I just wrote a blog post about how travel agents can go "niche" in order to survive the changes in the travel industry

Niche travel agent strategy

Internet Retail Technologies Ltd said...

I question Martin Dinhams Comments.

With respect to PPC, the head and tail perform different functions. Let’s take head terms first and just look at just in the context of Google. To run a head term campaign is simple to manage because by definition you have a small number of terms to operate. Because of this you don't have many separate adverts to create and deep links to put in place or landing pages to produce. The problem is the cost of the click.

As mentioned in the article linked to at the end of this post, because some companies don't mind paying a high fee in order to build brand awareness, or because they are 'finding their feet' with a new campaign and seeing what bid achieves what position (ie actually... not what Google estimates), cost per click can be prohibitive for some. Or some head terms have greater value for some companies than for others, because they have particularly good deals in one product area, offsetting the CPC. So for head terms, caution is the main rule, i would say, followed by good deals with your suppliers.

However, where i disagree with Dinham is that Google is cutting off the long tail. Google provides an estimate on traffic for a term and cost per click, and as mentioned for long terms often has no history. However, once you actually operate a long tail campaign you build your own history which is what really matters.
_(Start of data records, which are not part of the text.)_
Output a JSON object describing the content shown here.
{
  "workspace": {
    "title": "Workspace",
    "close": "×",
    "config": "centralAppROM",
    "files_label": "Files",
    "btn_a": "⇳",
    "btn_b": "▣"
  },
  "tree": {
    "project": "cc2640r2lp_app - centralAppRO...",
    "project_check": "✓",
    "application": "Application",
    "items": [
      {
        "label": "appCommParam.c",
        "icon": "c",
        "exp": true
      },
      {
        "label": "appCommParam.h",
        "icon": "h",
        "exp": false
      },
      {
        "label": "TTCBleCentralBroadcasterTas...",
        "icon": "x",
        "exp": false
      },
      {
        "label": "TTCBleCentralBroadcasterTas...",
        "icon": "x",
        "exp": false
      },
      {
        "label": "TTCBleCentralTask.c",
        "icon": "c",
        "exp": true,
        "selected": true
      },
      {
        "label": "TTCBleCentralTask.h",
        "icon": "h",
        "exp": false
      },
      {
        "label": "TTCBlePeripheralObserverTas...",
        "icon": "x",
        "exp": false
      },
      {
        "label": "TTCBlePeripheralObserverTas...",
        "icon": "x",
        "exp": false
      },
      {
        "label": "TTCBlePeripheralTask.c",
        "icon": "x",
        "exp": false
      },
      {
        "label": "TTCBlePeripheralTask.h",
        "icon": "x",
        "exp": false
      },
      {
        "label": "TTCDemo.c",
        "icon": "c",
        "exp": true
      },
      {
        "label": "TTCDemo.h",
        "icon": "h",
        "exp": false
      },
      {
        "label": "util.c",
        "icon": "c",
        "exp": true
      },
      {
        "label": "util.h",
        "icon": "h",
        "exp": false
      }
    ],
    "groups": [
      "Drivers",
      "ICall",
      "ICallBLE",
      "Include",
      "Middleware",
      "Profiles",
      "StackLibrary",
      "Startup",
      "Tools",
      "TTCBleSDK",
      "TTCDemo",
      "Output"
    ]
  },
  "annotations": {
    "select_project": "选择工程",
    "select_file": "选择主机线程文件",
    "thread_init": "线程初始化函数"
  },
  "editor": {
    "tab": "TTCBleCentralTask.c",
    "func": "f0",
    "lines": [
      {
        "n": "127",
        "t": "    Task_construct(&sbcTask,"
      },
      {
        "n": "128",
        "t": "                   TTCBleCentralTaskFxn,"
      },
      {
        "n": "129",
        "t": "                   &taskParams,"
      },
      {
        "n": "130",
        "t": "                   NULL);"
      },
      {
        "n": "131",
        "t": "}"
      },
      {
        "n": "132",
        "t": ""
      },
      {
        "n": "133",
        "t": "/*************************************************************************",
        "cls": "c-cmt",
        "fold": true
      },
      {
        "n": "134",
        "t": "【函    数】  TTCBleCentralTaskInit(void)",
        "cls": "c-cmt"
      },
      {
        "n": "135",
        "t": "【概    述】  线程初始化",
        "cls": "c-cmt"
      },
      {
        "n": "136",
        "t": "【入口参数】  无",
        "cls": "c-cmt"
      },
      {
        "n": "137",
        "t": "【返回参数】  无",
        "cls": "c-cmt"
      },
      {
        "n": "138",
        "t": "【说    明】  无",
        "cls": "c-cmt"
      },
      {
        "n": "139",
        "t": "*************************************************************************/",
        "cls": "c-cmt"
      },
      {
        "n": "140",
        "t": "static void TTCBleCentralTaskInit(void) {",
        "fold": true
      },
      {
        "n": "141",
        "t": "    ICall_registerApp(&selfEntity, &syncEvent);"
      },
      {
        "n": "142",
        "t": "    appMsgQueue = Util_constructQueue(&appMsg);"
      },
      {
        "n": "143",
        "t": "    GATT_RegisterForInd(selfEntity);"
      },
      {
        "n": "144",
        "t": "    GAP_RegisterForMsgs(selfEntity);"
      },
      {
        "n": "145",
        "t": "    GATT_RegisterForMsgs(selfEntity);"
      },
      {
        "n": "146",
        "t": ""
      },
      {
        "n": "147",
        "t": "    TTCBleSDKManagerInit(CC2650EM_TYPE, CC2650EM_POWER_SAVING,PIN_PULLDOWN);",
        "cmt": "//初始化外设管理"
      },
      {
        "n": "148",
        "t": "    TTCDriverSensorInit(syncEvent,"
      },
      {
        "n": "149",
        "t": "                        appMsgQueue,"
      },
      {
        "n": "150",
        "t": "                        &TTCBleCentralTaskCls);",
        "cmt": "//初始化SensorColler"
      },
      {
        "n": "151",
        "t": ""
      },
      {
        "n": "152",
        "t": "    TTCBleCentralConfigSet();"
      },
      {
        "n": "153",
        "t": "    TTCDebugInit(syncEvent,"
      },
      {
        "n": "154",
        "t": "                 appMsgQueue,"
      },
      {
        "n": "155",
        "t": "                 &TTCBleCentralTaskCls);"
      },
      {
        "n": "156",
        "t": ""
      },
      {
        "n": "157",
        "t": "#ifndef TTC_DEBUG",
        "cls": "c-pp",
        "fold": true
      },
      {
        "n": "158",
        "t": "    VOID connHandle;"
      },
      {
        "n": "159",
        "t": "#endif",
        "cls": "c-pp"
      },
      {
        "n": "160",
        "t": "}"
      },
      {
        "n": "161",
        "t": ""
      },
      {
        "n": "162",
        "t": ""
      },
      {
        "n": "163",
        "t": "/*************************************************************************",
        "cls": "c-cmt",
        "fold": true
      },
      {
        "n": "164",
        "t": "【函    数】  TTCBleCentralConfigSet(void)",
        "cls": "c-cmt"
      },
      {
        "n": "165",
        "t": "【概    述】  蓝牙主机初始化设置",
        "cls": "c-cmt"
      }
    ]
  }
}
Take an example outside of the travel industry, a ‘Sheen x300 flame gun’ ( a gardening product... honestly!). The cost for the term 'x300 sheen' over the last 4 weeks has been £0.02 per click. It’s a long tail term, and it captures shoppers in the final stages of their buying process doing a last price check amongst all those companies that rank for the product. This is a long tail term, and yet there is competition. Google haven't cut this off.

So is the long tail becoming more competitive as advertisers move down from head terms? Probably. The question I would ask is how much of this competition comes from 'Broad matching'. Broad matching is Googles default. If you add the term 'Spanish holidays' to your campaign by default Google will serve up the advert to users who have searched similar terms. This, you could argue is inadvertently creating competition at the long tail; the 'similar' terms, which will increase the cost per bid.

Over-ridding Broad Matching with 'Exact Matching' is not exactly on the front page of the Adwords admin panel. Some would be skeptical.

Not wanting to go on, but a final point would be considering 'the long tail' in its broadest context. Not just PPC and SEO, but as a whole. David Soskins commented in a recent presentation that ‘the Internet is suited to the long tail’. This is very true in it’s widest sense. In theory it’s a medium to access any information. But what has changed in recent months is that that 'anything' has grown exponentially with social media and blogging. The quantity of information, views and experiences is growing fast, some of which will be very important for online vendors as shoppers seek to validate their buying decisions buy reading company information, destination information, user comments, personal photo collections, and experiences.

Is the long tail, in general terms, in the process of expanding massively and if so how is this quantity of information filtered, sorted and served up to find the guy that wants to know about the dangers of having a sugary cup of coffee on the sleeper train from Moscow to St Petersburg. Google has ten organic slots and returns millions of results. I would say deep search rather than ‘surface search’ in vertical markets has a big future.

Travolution Blogger said...

IRT Ltd: thanks for your lengthy and valuable post.

David Soskin's PPT, as mentioned in your post, is available from our Special Report page here.